Every entry should be repeated exactly. Omit the pictures.

(Saved data entries):
═══

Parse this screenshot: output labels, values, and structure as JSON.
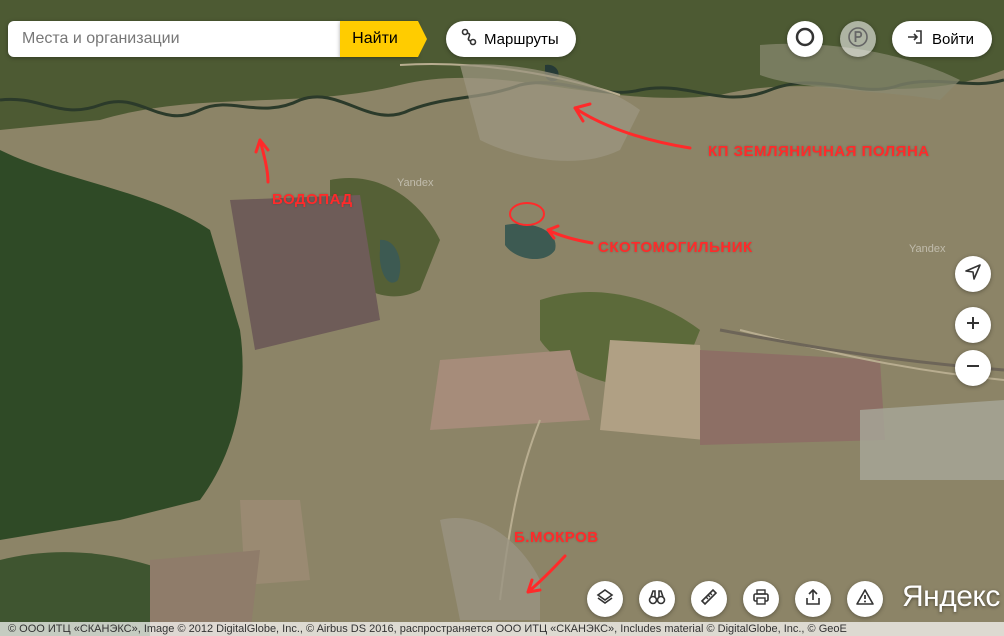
{
  "search": {
    "placeholder": "Места и организации",
    "button_label": "Найти"
  },
  "routes_label": "Маршруты",
  "login_label": "Войти",
  "annotations": {
    "village": "КП ЗЕМЛЯНИЧНАЯ ПОЛЯНА",
    "waterfall": "ВОДОПАД",
    "burial": "СКОТОМОГИЛЬНИК",
    "mokrov": "Б.МОКРОВ"
  },
  "watermark": "Yandex",
  "logo_text": "Яндекс",
  "copyright": "© ООО ИТЦ «СКАНЭКС», Image © 2012 DigitalGlobe, Inc., © Airbus DS 2016, распространяется ООО ИТЦ «СКАНЭКС», Includes material © DigitalGlobe, Inc., © GeoE",
  "colors": {
    "accent": "#ffcc00",
    "annotation": "#ff2a2a"
  }
}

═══

(Exercise result):
Parse this screenshot: output labels, values, and structure as JSON.
{
  "search": {
    "placeholder": "Места и организации",
    "button_label": "Найти"
  },
  "routes_label": "Маршруты",
  "login_label": "Войти",
  "annotations": {
    "village": "КП ЗЕМЛЯНИЧНАЯ ПОЛЯНА",
    "waterfall": "ВОДОПАД",
    "burial": "СКОТОМОГИЛЬНИК",
    "mokrov": "Б.МОКРОВ"
  },
  "watermark": "Yandex",
  "logo_text": "Яндекс",
  "copyright": "© ООО ИТЦ «СКАНЭКС», Image © 2012 DigitalGlobe, Inc., © Airbus DS 2016, распространяется ООО ИТЦ «СКАНЭКС», Includes material © DigitalGlobe, Inc., © GeoE",
  "colors": {
    "accent": "#ffcc00",
    "annotation": "#ff2a2a"
  }
}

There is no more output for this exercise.